“Future Perspectives in Computational Pan-Genomics”
V. Guryev, Groningen; T. Marschall, Saarbrücken; A. Schönhuth, Amsterdam; F. Vandin, Odense; K. Ye, St. Louis
8 – 12 June 2015
Aims and Description: Pan-genomics studies, which are concerned with research on large, coherent collections of genomes have particularly profited from the drastic increase in throughput and the drastic cost reduction of sequencing experiments. In fact, the era of pan-genomics has just begun. Sequencing data from genome collections is massive (‘big’), noisy and poses complex computational questions. The corresponding issues affect several communities, such as population, cancer and pathogen biologists. The driving idea underlying this workshop was to systematically create maximum synergy among the communities in this exciting fresh new area of research. The goal was to survey existing and anticipate future computational challenges, and to identify both common denominators and discipline-specific challenges.
Tangible Outcome: As an incentive for active participation, we have been writing a white paper that documents and summarizes the ideas raised during the workshop. Writing this white paper proceded (extremely!) favorably – nearly everyone made major efforts to contribute. Participants are still actively editing this paper and at this point, nearly 50 valuable pages have been written. The goal is that this white paper will serve as a 'roadmap' for the forming community of 'computational pan-genomics' for the coming 2-3 years. We are aiming at publishing this paper in a high-impact journal.

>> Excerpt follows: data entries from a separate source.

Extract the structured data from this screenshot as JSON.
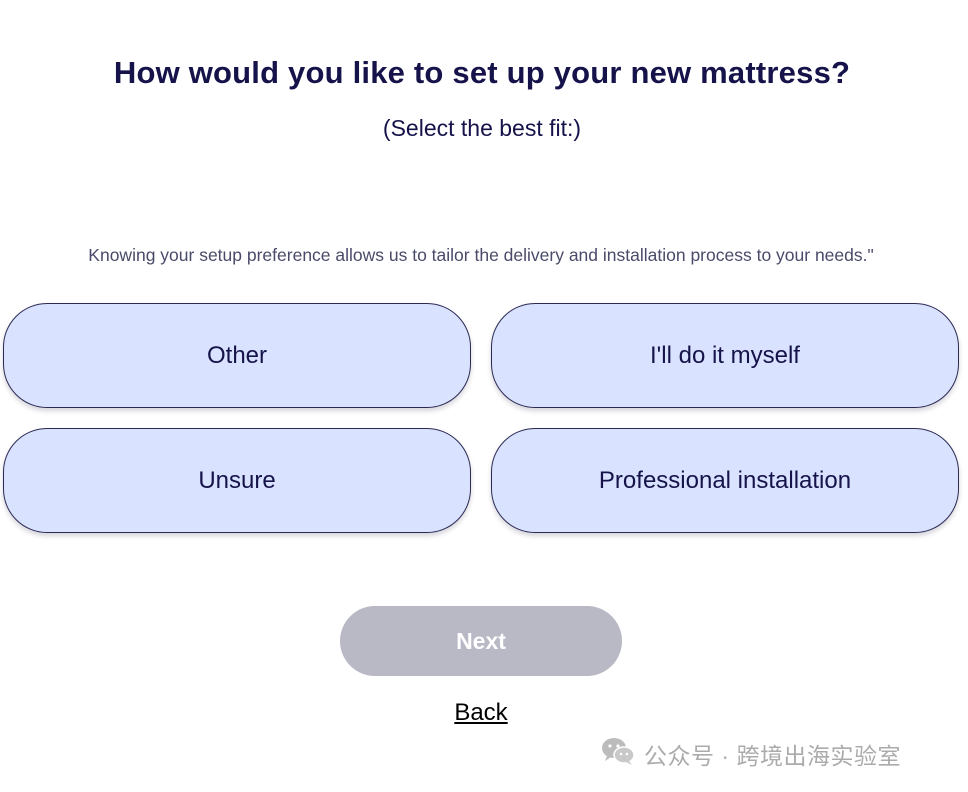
{
  "question": {
    "title": "How would you like to set up your new mattress?",
    "subtitle": "(Select the best fit:)",
    "note": "Knowing your setup preference allows us to tailor the delivery and installation process to your needs.\""
  },
  "options": [
    {
      "label": "Other"
    },
    {
      "label": "I'll do it myself"
    },
    {
      "label": "Unsure"
    },
    {
      "label": "Professional installation"
    }
  ],
  "actions": {
    "next_label": "Next",
    "back_label": "Back"
  },
  "watermark": {
    "icon": "wechat-icon",
    "text": "公众号 · 跨境出海实验室"
  },
  "colors": {
    "text": "#15134a",
    "option_bg": "#d9e2fe",
    "option_border": "#2b2a55",
    "next_disabled_bg": "#b9b9c6"
  }
}
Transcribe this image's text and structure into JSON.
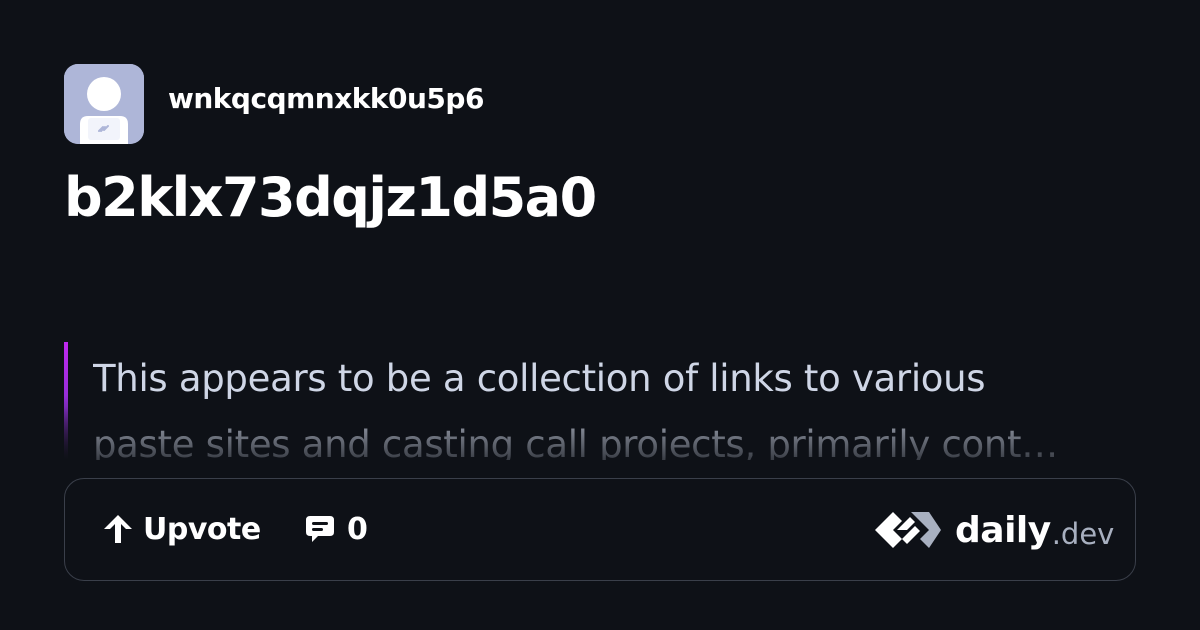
{
  "author": {
    "username": "wnkqcqmnxkk0u5p6",
    "avatar_icon": "default-avatar-icon"
  },
  "post": {
    "title": "b2klx73dqjz1d5a0",
    "summary_line1": "This appears to be a collection of links to various",
    "summary_line2": "paste sites and casting call projects, primarily cont…"
  },
  "actions": {
    "upvote_label": "Upvote",
    "upvote_icon": "arrow-up-icon",
    "comments_count": "0",
    "comments_icon": "comment-icon"
  },
  "brand": {
    "name": "daily",
    "tld": ".dev",
    "logo_icon": "daily-dev-logo-icon"
  },
  "colors": {
    "background": "#0e1117",
    "text_primary": "#ffffff",
    "text_summary": "#cfd6e6",
    "accent_bar": "#c029f0",
    "border": "#3a3f4a",
    "avatar_bg": "#aeb6d8"
  }
}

Scientific Breakthroughs: Pan-genomics need novel data structures, indices and compression schemes, as well as the corresponding algorithms that allow for arranging (sometimes exhaustive) collections of genomes efficiently. Many ideas were raised during the workshop. Once implemented, scientific breakthroughs in several areas of biological research, often concerned with health-related questions, will be “unavoidable”. Computational pan-genomics is interdisciplinary research. While new inspiration is to be expected also for computer science, real breakthroughs, in terms of scientific relevance, are to be expected in particular in biomedical research, which depends on underlying “data infrastructure”.

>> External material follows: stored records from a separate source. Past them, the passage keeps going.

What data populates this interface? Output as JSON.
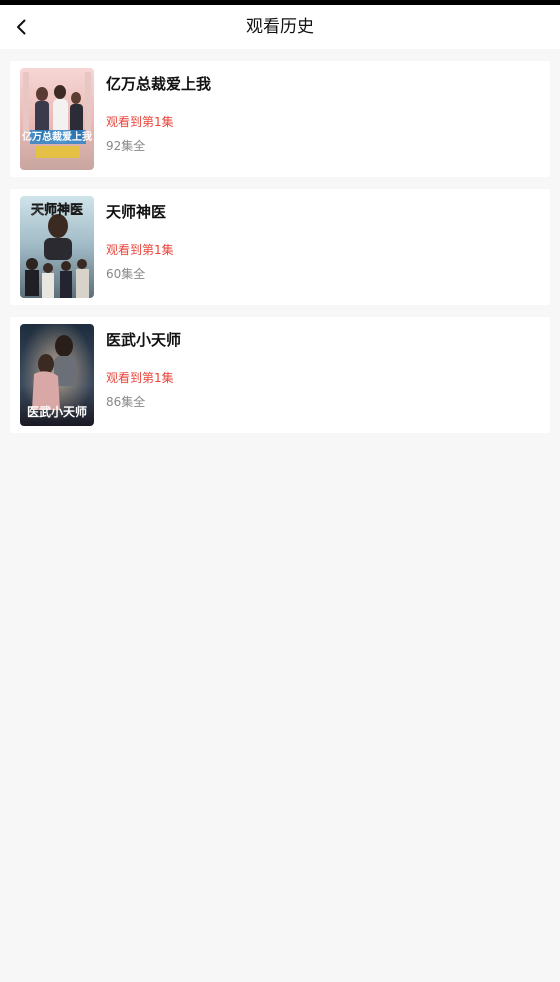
{
  "header": {
    "title": "观看历史",
    "back_icon": "chevron-left-icon"
  },
  "colors": {
    "progress": "#e8443a",
    "background": "#f7f7f7",
    "card": "#ffffff"
  },
  "items": [
    {
      "title": "亿万总裁爱上我",
      "progress": "观看到第1集",
      "episodes": "92集全",
      "poster_text": "亿万总裁爱上我"
    },
    {
      "title": "天师神医",
      "progress": "观看到第1集",
      "episodes": "60集全",
      "poster_text": "天师神医"
    },
    {
      "title": "医武小天师",
      "progress": "观看到第1集",
      "episodes": "86集全",
      "poster_text": "医武小天师"
    }
  ]
}
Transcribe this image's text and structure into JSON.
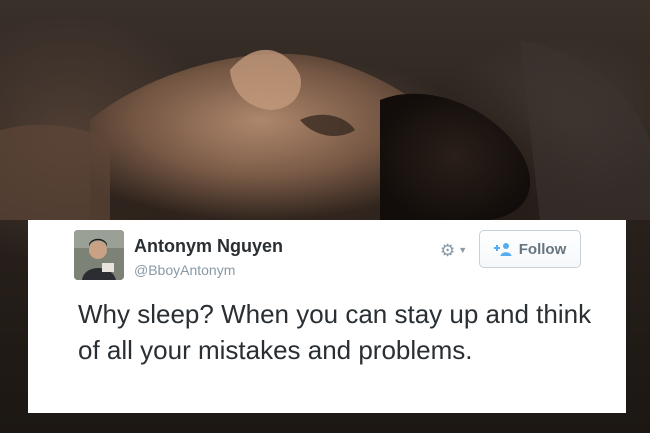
{
  "tweet": {
    "display_name": "Antonym Nguyen",
    "handle": "@BboyAntonym",
    "text": "Why sleep? When you can stay up and think of all your mistakes and problems.",
    "follow_label": "Follow"
  },
  "icons": {
    "gear": "gear-icon",
    "chevron": "chevron-down-icon",
    "follow": "follow-person-plus-icon"
  },
  "colors": {
    "name": "#292f33",
    "handle": "#8899a6",
    "follow_accent": "#55acee",
    "follow_label": "#66757f",
    "card_background": "#ffffff"
  }
}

“Aha” Moments: We realized already before the workshop that the interest would be enormous. Several “big shots” (e.g. Evan Eichler, Jan Korbel, two leading genomicists of our times) agreed on participating. During the workshop, the “Aha” effect consisted in watching the great momentum during the discussions. It was obvious that the majority of participants was “burning” to contribute. We believe that, as a topic selected, “computational pan-genomics” was just perfectly right, both in terms of topic and point in time. By mere coincidence, another workshop concerned with similar topics, also taking place in Leiden, organized by the “Global Alliance for Genomics and Health” (run by globally leading institutions such as the Sanger Institute, Cambridge), was running in parallel. Several participants (from renowned institutions) of this workshop got aware of our workshop and joined ours (and not the other way round), actively participating by giving spontaneous short talks, and (still) actively contributing to the white paper.
In summary, the “Aha” moment was to observe the huge interest and the currently enormous momentum of the newly forming field of “computational pan-genomics”. The workshop seemed to happen perfectly right in time.
Format of the workshop: The “Lorentz format” was just absolutely perfect for this workshop – there could not have been a better platform for this. Ample room for discussions and work/writing sessions,
also in combination with lots of free time to reflect and interact with others on a more private basis were key to success for this workshop!